### [Problem to solve]
In the records below, pick out all lines containing the word "Только".

▼▼▼

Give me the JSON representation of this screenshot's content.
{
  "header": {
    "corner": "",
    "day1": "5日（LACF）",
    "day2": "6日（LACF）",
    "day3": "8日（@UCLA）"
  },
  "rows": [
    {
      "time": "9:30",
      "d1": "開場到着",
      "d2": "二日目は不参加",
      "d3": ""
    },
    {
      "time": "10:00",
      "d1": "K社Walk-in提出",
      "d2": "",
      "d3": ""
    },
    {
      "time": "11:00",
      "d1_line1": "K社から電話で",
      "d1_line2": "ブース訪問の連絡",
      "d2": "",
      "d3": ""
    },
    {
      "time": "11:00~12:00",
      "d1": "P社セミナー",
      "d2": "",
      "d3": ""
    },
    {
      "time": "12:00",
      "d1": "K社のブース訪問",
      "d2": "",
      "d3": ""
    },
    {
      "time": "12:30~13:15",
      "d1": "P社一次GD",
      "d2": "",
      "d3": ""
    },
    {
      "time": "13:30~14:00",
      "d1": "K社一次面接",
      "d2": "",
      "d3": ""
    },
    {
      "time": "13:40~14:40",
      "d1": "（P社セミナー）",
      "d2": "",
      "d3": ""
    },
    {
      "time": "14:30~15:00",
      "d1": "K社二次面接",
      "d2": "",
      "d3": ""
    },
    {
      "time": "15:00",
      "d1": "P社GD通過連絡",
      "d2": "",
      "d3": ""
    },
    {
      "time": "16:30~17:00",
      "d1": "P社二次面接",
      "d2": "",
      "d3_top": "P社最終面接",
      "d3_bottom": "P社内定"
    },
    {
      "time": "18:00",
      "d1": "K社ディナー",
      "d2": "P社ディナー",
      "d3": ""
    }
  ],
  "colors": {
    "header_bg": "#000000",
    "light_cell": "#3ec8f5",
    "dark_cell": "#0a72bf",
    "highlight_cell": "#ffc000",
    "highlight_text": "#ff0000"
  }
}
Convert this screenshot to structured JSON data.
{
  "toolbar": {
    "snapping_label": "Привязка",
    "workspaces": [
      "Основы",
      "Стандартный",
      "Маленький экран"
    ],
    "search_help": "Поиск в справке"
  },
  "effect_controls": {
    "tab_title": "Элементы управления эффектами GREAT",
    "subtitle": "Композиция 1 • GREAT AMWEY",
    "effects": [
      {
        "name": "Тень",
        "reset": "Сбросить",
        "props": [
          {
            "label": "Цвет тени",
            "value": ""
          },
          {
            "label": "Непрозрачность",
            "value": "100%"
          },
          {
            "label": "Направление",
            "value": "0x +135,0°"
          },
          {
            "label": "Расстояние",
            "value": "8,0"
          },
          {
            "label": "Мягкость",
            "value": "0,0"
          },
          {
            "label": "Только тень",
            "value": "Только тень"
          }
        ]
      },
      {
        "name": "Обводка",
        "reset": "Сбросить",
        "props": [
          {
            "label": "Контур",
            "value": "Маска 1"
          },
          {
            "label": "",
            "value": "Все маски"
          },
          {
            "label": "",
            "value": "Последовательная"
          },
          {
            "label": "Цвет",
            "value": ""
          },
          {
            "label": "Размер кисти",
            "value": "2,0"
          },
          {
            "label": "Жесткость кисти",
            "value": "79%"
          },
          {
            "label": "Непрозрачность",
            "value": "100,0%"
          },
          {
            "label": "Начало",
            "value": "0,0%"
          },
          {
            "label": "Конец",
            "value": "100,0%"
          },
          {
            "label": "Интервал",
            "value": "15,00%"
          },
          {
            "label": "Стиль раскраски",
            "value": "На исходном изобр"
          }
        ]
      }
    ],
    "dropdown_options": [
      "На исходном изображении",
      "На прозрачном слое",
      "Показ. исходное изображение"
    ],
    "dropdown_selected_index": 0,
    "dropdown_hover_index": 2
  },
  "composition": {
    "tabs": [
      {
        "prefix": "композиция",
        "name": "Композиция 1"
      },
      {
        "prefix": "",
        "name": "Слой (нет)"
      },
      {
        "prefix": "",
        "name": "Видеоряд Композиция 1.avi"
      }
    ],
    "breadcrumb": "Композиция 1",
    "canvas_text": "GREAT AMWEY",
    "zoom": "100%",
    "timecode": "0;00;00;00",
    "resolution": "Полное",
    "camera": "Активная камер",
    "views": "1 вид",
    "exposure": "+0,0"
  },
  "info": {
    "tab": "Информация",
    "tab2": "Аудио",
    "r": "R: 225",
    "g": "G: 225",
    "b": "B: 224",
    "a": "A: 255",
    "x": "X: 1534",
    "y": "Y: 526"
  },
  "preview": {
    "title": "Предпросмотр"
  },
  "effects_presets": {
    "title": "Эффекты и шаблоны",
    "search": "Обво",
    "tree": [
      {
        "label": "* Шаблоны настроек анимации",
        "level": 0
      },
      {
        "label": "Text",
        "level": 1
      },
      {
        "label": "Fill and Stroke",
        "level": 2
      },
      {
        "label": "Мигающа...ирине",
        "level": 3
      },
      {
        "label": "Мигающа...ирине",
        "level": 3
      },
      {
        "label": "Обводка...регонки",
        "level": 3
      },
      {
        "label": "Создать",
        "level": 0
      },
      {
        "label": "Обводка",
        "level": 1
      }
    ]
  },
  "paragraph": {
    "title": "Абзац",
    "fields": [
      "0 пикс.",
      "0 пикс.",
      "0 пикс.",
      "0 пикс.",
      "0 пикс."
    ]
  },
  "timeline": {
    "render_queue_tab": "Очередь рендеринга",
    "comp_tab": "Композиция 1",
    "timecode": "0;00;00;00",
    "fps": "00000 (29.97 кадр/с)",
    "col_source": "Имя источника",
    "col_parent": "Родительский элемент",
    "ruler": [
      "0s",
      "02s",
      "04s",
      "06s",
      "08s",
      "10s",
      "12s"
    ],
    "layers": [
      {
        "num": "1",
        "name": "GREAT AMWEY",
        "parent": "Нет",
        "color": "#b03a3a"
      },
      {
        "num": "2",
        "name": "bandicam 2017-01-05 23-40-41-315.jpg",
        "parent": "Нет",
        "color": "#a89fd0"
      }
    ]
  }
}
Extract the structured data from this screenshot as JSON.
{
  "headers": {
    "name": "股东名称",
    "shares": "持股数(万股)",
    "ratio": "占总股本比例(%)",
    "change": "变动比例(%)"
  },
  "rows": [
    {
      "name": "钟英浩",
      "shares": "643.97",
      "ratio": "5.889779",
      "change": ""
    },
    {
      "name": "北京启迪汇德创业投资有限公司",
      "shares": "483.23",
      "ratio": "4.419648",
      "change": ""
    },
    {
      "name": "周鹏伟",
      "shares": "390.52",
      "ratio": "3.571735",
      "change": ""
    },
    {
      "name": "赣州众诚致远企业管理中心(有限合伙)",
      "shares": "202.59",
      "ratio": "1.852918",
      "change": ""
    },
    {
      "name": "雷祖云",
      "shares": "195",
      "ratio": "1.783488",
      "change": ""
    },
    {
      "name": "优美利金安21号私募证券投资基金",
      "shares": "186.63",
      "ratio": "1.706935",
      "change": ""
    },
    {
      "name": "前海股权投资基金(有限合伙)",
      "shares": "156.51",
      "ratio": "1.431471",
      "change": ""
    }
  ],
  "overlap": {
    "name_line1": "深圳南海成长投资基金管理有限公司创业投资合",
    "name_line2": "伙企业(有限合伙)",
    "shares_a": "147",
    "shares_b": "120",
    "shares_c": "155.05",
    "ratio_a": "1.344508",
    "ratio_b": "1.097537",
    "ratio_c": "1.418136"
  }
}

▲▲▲

### [Output for this task]
            "label": "Только тень",
            "value": "Только тень"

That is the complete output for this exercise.